Shawn and I thought that perhaps we should change the writing on his gravestone. We could erase the Hallmark phrase and write down, “I win!” or “I am superior!”. These are all things that Marc actually said during his life. Why not?
I don’t want to be derogatory toward Marc. Of all my brothers, I was closest to Marc. I’m not sure why that was. We had similar life paths, and we thoroughly understood each other. It truly hurt me when he died. Something inside me died along with him. Marc was an intensely spiritual man, and he was a devoted husband and father. In the short time given to him, Marc did things right.
Shawn’s second husband, Bob, is buried next to Marc. I did not know Bob well. He was a rough and tumble kind of guy. He had a gift for music and art. He and Shawn came to love each other, and I liked the man. I wrote to him once that there were no hard feelings between my family and him. I wanted Bob to know that my family, i.e. Marc’s family, was okay with his marriage to Shawn.
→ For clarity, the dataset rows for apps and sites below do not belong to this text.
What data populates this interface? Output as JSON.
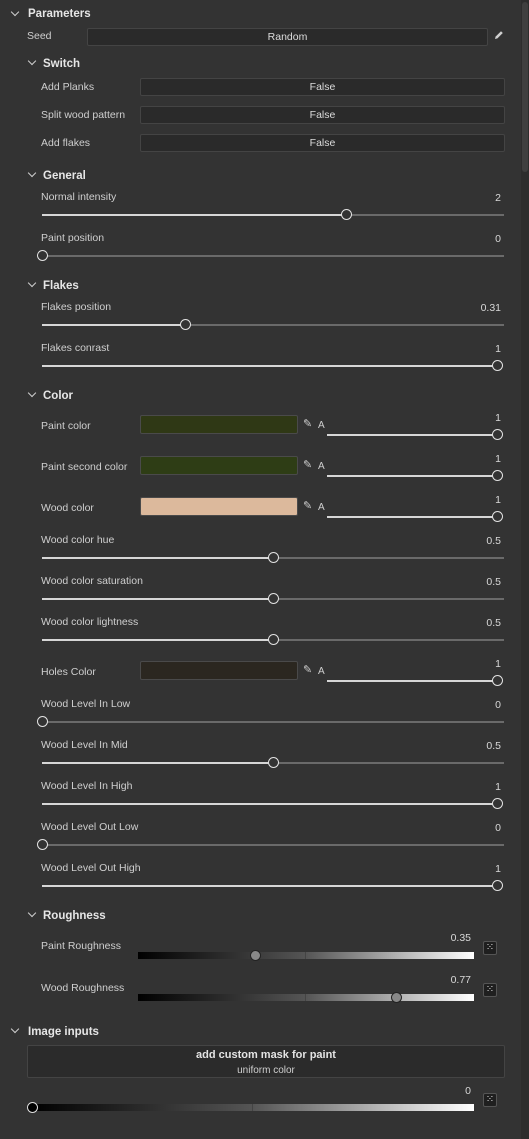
{
  "parameters": {
    "title": "Parameters",
    "seed_label": "Seed",
    "seed_value": "Random"
  },
  "switch": {
    "title": "Switch",
    "rows": [
      {
        "label": "Add Planks",
        "value": "False"
      },
      {
        "label": "Split wood pattern",
        "value": "False"
      },
      {
        "label": "Add flakes",
        "value": "False"
      }
    ]
  },
  "general": {
    "title": "General",
    "normal_intensity": {
      "label": "Normal intensity",
      "value": "2",
      "fraction": 0.66
    },
    "paint_position": {
      "label": "Paint position",
      "value": "0",
      "fraction": 0.0
    }
  },
  "flakes": {
    "title": "Flakes",
    "position": {
      "label": "Flakes position",
      "value": "0.31",
      "fraction": 0.31
    },
    "contrast": {
      "label": "Flakes conrast",
      "value": "1",
      "fraction": 1.0
    }
  },
  "color": {
    "title": "Color",
    "alpha_label": "A",
    "paint_color": {
      "label": "Paint color",
      "color": "#2f3815",
      "alpha": "1",
      "fraction": 1.0
    },
    "paint_second_color": {
      "label": "Paint second color",
      "color": "#2e3d15",
      "alpha": "1",
      "fraction": 1.0
    },
    "wood_color": {
      "label": "Wood color",
      "color": "#dcb99c",
      "alpha": "1",
      "fraction": 1.0
    },
    "wood_color_hue": {
      "label": "Wood color hue",
      "value": "0.5",
      "fraction": 0.5
    },
    "wood_color_saturation": {
      "label": "Wood color saturation",
      "value": "0.5",
      "fraction": 0.5
    },
    "wood_color_lightness": {
      "label": "Wood color lightness",
      "value": "0.5",
      "fraction": 0.5
    },
    "holes_color": {
      "label": "Holes Color",
      "color": "#2b2720",
      "alpha": "1",
      "fraction": 1.0
    },
    "wood_level_in_low": {
      "label": "Wood Level In Low",
      "value": "0",
      "fraction": 0.0
    },
    "wood_level_in_mid": {
      "label": "Wood Level In Mid",
      "value": "0.5",
      "fraction": 0.5
    },
    "wood_level_in_high": {
      "label": "Wood Level In High",
      "value": "1",
      "fraction": 1.0
    },
    "wood_level_out_low": {
      "label": "Wood Level Out Low",
      "value": "0",
      "fraction": 0.0
    },
    "wood_level_out_high": {
      "label": "Wood Level Out High",
      "value": "1",
      "fraction": 1.0
    }
  },
  "roughness": {
    "title": "Roughness",
    "paint": {
      "label": "Paint Roughness",
      "value": "0.35",
      "fraction": 0.35
    },
    "wood": {
      "label": "Wood Roughness",
      "value": "0.77",
      "fraction": 0.77
    }
  },
  "image_inputs": {
    "title": "Image inputs",
    "mask_title": "add custom mask for paint",
    "mask_sub": "uniform color",
    "value": "0",
    "fraction": 0.0
  },
  "icons": {
    "collapse": "chevron-down-icon",
    "edit": "pencil-icon",
    "picker": "eyedropper-icon",
    "random": "dice-icon"
  }
}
Bob died of brain cancer. He and Shawn knew that he had the cancer when they married. Bob died in Shawn’s arms. Shawn begged God to be merciful. She didn’t want to lose two men that she loved dearly. God said “no”. Shawn still believes in God.
As I stood in front of the two tombstones, of Marc and Bob, I felt uneasy. There was too much suffering. There were too many things left unspoken. There was too much left unresolved.
Shawn wanted to say the “Hail Mary” while we were there. We did. I think we did the Buddhist prayer too: “Na Mu Myo Ho Ren Ge Kyo”. Maybe we didn’t do that together. Maybe I only did.
There are no answers. There are only questions.